**WORK TO BE COMPLETED**
Each line of the material that mentions the word "label" is to be copied.
STUDY MATERIAL below:
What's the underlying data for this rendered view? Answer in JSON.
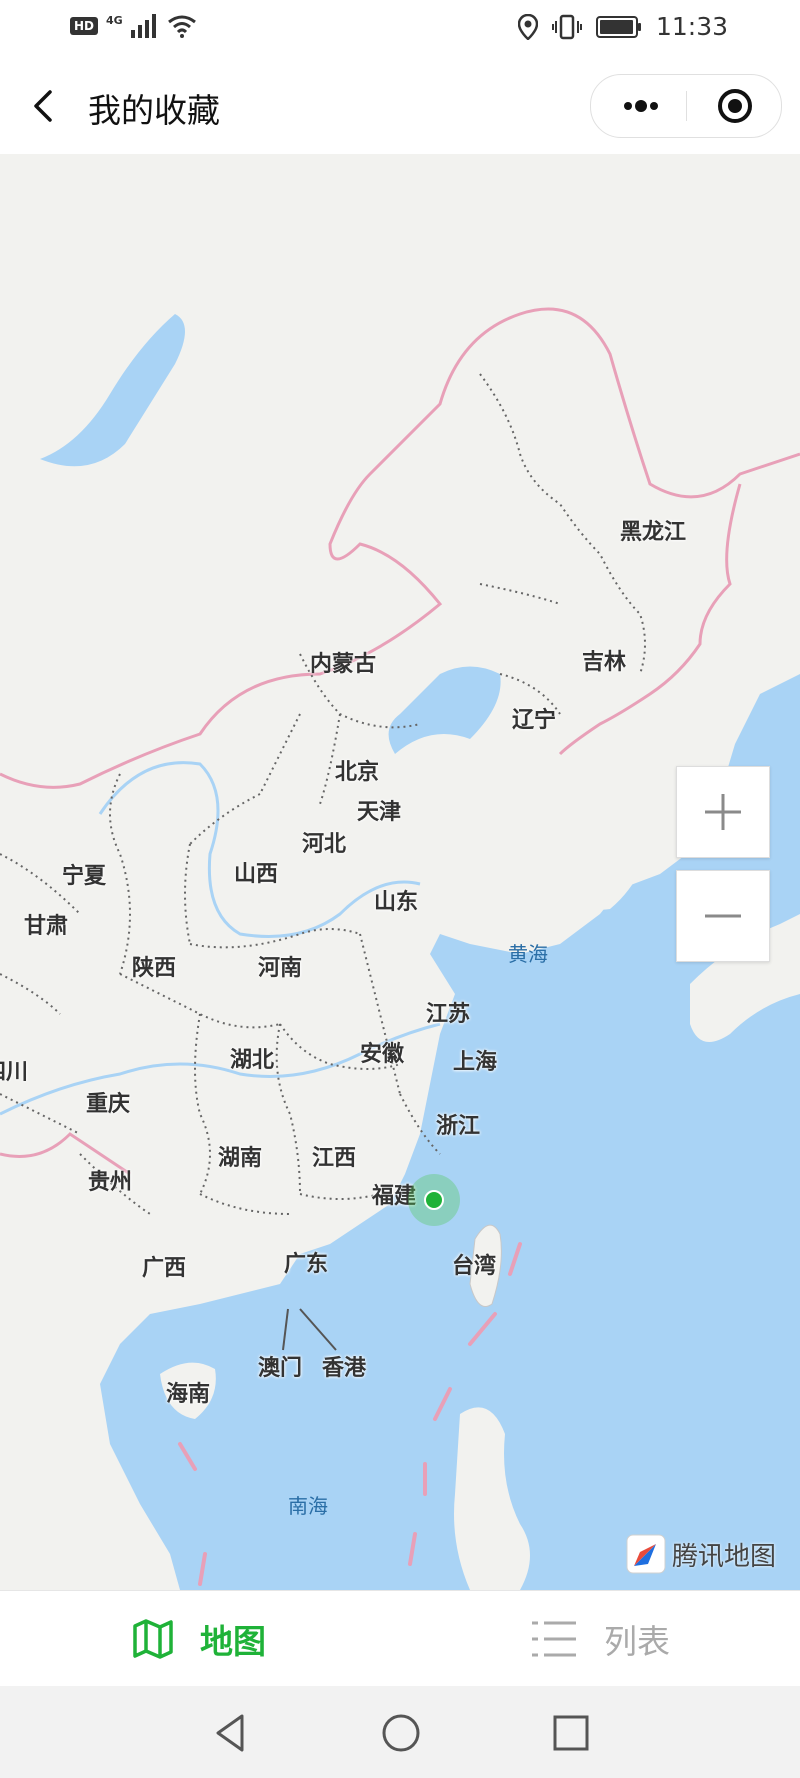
{
  "status_bar": {
    "hd": "HD",
    "network": "4G",
    "time": "11:33",
    "icons": [
      "signal-icon",
      "wifi-icon",
      "location-icon",
      "vibrate-icon",
      "battery-icon"
    ]
  },
  "nav": {
    "title": "我的收藏",
    "icons": [
      "back-arrow-icon",
      "more-dots-icon",
      "close-target-icon"
    ]
  },
  "map": {
    "regions": [
      "黑龙江",
      "吉林",
      "辽宁",
      "内蒙古",
      "北京",
      "天津",
      "河北",
      "山西",
      "宁夏",
      "甘肃",
      "山东",
      "陕西",
      "河南",
      "江苏",
      "上海",
      "安徽",
      "湖北",
      "四川",
      "重庆",
      "浙江",
      "湖南",
      "江西",
      "贵州",
      "福建",
      "台湾",
      "广西",
      "广东",
      "澳门",
      "香港",
      "海南"
    ],
    "seas": [
      "黄海",
      "南海"
    ],
    "brand": "腾讯地图",
    "marker_color": "#1fb238",
    "colors": {
      "water": "#a9d3f5",
      "land": "#f2f2ef",
      "border": "#e8a0b8"
    }
  },
  "tabs": {
    "map": "地图",
    "list": "列表",
    "active_color": "#1fb238",
    "inactive_color": "#aaaaaa"
  },
  "system_nav": [
    "back-triangle-icon",
    "home-circle-icon",
    "recents-square-icon"
  ]
}
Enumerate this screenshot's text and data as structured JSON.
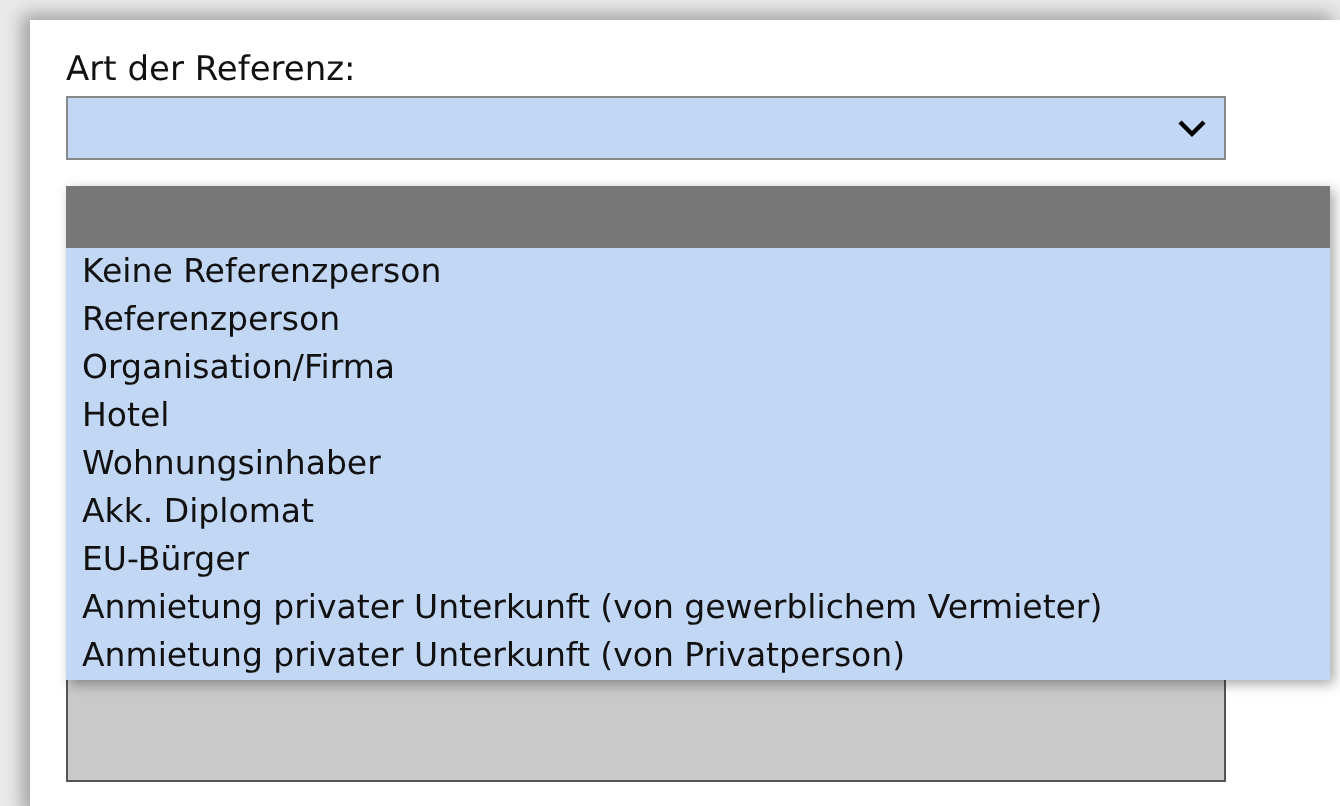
{
  "field": {
    "label": "Art der Referenz:"
  },
  "options": [
    {
      "selected": true
    },
    {
      "label": "Keine Referenzperson",
      "selected": false
    },
    {
      "label": "Referenzperson",
      "selected": false
    },
    {
      "label": "Organisation/Firma",
      "selected": false
    },
    {
      "label": "Hotel",
      "selected": false
    },
    {
      "label": "Wohnungsinhaber",
      "selected": false
    },
    {
      "label": "Akk. Diplomat",
      "selected": false
    },
    {
      "label": "EU-Bürger",
      "selected": false
    },
    {
      "label": "Anmietung privater Unterkunft (von gewerblichem Vermieter)",
      "selected": false
    },
    {
      "label": "Anmietung privater Unterkunft (von Privatperson)",
      "selected": false
    }
  ]
}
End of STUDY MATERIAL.
**TASK ANSWER**
    "label": "Art der Referenz:"
      "label": "Keine Referenzperson",
      "label": "Referenzperson",
      "label": "Organisation/Firma",
      "label": "Hotel",
      "label": "Wohnungsinhaber",
      "label": "Akk. Diplomat",
      "label": "EU-Bürger",
      "label": "Anmietung privater Unterkunft (von gewerblichem Vermieter)",
      "label": "Anmietung privater Unterkunft (von Privatperson)",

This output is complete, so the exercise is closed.